January 5, 2005
There Is No Next
I've been getting a ton of e-mails lately basically asking some variation of "what are the Twins doing next?" The answer, of course, is nothing. As is the case each offseason, the biggest moves the Twins make are re-signing their own players and, in rare cases, trading away some of their own players. The team is just not a player in the free agent market, unless you know of some bizarro world free agent market where signing Juan Castro and Mike Redmond makes you a player.
The Twins re-signed Brad Radke, offered arbitration to every eligible player, gave a minor-league contract to Terry Mulholland, and let Corey Koskie leave via free agency. Those were not the moves that make up the first stage of the team's offseason plans, those were the offseason plans. What that means is that the roster is more or less set, with a few decisions yet to be made at the bottom of the depth chart.
Here's the 25-man roster I anticipate the team opening the season with if everyone stays (or gets) healthy between now and then:
C Joe Mauer C Mike Redmond
1B Justin Morneau 1B/C Matthew LeCroy
2B Luis Rivas IF Nick Punto
SS Juan Castro IF Augie Ojeda/Terry Tiffee
3B Michael Cuddyer OF Michael Restovich
LF Shannon Stewart
CF Torii Hunter
RF Jacque Jones
DH Lew Ford
SP Johan Santana CL Joe Nathan
SP Brad Radke SU Juan Rincon
SP Carlos Silva SU J.C. Romero
SP Kyle Lohse RH Jesse Crain
SP Joe Mays RH Grant Balfour
LH Terry Mulholland
The bench looks a little strange because the team's "fourth outfielder," Lew Ford, is penciled in at designated hitter, which leaves Michael Restovich as the only outfielder on the actual bench. If you move Matthew LeCroy into the starting lineup at DH (which could happen), then the bench has a backup catcher, two backup infielders, and two backup outfielders -- a typical alignment.

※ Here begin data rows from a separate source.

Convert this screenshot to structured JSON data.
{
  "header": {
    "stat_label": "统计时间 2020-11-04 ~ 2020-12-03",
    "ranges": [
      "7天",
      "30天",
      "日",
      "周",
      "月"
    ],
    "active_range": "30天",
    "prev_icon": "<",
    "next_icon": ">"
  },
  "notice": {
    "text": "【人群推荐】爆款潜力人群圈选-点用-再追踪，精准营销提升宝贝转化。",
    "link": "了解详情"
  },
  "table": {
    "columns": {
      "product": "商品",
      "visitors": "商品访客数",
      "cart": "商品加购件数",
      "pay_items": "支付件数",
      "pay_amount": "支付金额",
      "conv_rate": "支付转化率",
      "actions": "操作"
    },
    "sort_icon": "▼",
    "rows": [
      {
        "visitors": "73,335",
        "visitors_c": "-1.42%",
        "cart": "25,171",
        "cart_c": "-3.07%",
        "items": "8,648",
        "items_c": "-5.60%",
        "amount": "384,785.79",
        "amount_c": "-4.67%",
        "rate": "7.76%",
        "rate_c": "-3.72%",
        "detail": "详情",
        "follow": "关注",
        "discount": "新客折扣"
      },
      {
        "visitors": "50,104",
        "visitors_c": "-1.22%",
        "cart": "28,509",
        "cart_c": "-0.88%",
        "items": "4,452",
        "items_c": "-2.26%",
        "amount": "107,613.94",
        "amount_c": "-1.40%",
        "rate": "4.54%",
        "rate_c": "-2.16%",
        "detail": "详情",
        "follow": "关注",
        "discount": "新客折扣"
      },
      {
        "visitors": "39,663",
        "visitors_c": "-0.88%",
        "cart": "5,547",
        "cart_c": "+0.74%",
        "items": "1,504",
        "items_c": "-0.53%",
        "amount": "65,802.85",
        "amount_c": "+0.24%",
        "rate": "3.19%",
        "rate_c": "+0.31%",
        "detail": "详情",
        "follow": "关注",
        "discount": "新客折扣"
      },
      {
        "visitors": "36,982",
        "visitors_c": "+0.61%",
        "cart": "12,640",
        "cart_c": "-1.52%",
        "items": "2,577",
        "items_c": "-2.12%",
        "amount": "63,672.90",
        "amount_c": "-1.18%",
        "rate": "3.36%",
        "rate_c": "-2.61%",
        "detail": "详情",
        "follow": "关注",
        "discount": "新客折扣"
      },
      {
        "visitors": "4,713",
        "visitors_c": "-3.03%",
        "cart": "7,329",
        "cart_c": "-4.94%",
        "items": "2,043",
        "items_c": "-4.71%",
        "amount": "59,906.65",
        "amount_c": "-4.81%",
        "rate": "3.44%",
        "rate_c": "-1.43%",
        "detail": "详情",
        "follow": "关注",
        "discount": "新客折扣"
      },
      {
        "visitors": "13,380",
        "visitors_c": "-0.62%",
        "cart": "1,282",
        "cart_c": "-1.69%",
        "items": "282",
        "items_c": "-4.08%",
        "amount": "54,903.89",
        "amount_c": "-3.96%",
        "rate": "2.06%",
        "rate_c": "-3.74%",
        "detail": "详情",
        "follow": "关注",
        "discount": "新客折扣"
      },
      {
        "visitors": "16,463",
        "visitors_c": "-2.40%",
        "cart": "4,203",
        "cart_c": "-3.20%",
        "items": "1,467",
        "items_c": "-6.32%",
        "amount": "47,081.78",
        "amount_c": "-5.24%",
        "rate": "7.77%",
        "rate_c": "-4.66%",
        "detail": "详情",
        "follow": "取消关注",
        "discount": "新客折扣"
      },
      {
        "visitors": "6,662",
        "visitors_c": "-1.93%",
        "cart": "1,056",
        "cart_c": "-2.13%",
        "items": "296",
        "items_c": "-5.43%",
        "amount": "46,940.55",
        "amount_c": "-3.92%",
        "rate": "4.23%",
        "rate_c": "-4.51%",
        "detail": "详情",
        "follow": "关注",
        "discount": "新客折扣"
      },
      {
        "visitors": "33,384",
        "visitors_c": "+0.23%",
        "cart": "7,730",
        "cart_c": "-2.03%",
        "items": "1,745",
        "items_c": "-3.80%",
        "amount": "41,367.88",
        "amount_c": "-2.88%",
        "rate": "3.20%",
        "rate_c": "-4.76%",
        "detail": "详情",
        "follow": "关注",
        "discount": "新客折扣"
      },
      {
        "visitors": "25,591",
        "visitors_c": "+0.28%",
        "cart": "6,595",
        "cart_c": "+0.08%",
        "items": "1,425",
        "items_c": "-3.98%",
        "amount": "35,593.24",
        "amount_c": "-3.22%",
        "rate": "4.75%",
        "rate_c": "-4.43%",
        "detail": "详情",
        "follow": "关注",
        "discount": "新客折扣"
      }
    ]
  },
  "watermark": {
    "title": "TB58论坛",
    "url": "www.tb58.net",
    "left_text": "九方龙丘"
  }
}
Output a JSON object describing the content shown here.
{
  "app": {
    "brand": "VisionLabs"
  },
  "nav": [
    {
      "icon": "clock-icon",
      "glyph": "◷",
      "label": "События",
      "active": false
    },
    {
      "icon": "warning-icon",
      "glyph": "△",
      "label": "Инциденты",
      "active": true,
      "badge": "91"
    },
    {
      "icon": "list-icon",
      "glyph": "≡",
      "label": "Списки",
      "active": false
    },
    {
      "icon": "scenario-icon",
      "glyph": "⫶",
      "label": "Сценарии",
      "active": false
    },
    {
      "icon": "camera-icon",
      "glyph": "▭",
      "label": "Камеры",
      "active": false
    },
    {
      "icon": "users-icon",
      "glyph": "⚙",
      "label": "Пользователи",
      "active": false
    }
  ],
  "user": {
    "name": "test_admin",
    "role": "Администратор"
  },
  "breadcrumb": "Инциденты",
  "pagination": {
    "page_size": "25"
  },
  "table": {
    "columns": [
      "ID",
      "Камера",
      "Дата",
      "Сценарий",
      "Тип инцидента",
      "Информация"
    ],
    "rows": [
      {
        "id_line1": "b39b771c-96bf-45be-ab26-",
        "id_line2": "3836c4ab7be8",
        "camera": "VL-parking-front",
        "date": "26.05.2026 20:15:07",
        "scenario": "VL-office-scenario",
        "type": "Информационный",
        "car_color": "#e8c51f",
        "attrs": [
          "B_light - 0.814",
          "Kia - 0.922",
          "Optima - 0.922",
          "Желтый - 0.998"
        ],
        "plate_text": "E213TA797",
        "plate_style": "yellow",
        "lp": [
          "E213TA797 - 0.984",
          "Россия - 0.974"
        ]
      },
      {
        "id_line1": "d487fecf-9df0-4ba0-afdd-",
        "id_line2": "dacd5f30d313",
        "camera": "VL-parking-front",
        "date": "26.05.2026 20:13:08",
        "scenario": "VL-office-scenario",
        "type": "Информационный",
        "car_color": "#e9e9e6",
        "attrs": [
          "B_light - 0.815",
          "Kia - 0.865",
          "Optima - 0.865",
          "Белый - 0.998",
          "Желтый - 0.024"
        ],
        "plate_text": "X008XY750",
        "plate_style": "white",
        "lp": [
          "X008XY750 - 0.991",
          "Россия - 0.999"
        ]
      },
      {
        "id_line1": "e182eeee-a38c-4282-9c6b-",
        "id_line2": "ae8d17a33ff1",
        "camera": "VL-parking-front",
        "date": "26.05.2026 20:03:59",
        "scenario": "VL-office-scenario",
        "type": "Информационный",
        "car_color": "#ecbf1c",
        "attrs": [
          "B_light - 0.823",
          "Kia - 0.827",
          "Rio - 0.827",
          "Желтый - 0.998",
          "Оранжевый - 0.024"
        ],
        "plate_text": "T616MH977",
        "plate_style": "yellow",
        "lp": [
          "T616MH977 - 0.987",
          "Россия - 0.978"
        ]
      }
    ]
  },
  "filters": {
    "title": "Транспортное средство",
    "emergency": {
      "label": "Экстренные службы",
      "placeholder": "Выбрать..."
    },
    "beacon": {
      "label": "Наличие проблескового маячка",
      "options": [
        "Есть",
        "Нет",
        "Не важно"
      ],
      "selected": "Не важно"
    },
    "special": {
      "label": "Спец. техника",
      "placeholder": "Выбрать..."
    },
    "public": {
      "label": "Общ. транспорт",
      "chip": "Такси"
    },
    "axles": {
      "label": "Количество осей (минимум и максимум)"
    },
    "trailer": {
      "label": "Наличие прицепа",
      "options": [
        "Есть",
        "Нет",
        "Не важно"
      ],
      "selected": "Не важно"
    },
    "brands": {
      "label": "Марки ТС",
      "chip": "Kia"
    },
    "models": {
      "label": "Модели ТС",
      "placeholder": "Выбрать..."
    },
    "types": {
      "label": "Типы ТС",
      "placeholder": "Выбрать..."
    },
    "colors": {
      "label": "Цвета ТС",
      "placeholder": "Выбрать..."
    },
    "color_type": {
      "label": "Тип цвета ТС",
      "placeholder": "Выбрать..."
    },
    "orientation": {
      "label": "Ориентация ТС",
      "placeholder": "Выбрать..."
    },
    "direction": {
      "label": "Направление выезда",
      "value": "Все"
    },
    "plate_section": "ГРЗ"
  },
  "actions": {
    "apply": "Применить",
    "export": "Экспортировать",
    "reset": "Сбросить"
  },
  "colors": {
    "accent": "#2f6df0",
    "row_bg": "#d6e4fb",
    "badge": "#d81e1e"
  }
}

Jason Bartlett could force himself into the picture with a phenomenal spring training, but I doubt it. I would bet on him starting the year back at Triple-A and Castro starting the year at shortstop. Similarly, Luis Rivas isn't quite a lock to start at second base, which would then set off a whole chain of events that involves Michael Cuddyer, Nick Punto, Augie Ojeda, and Terry Tiffee, but I would bet on him beginning the year there like he has every year since 2000 (especially now that the team is paying him $1.625 million for his meager contributions).
Aside from the off chance that the Twins decide to keep their Rule 5 pick, Ryan Rowland-Smith, Joe Mays is the only real question mark on the pitching staff. If he is ready to go, he'll get every opportunity to serve as the team's fifth starter. If he is injured or awful, Mulholland would be first in line to step in, followed by the team's top starting-pitcher prospect, J.D. Durbin.
So, as you can see, there are a few different ways things could go regarding the last men on the bench, rotation, or bullpen, but for the most part things are pretty well set. In looking over that roster, there is no doubt in my mind that it is a group capable of winning the American League Central again, but it seems obvious to me that the team has not improved itself in some very fundamental ways.
At some point the sort of thinking that brought Jacque Jones, Rivas, and Mulholland back but said goodbye to Koskie and is reluctant to give a chance to Bartlett is going to come back to bite the team in the ass. It will happen, I don't think there is even a question about it. The only question in my mind is when. Right now, on January 5th, considering the offseasons the White Sox and Indians have had, I don't think it'll be this year. On some level I suppose you can't fault the Twins for not making bold, outside-the-box moves when their rivals (I'm looking at you, Kenny Williams) have given them no indication that they need to.
Today at The Hardball Times:
- Blast From The Past: Virgil Trucks (by John Brattain)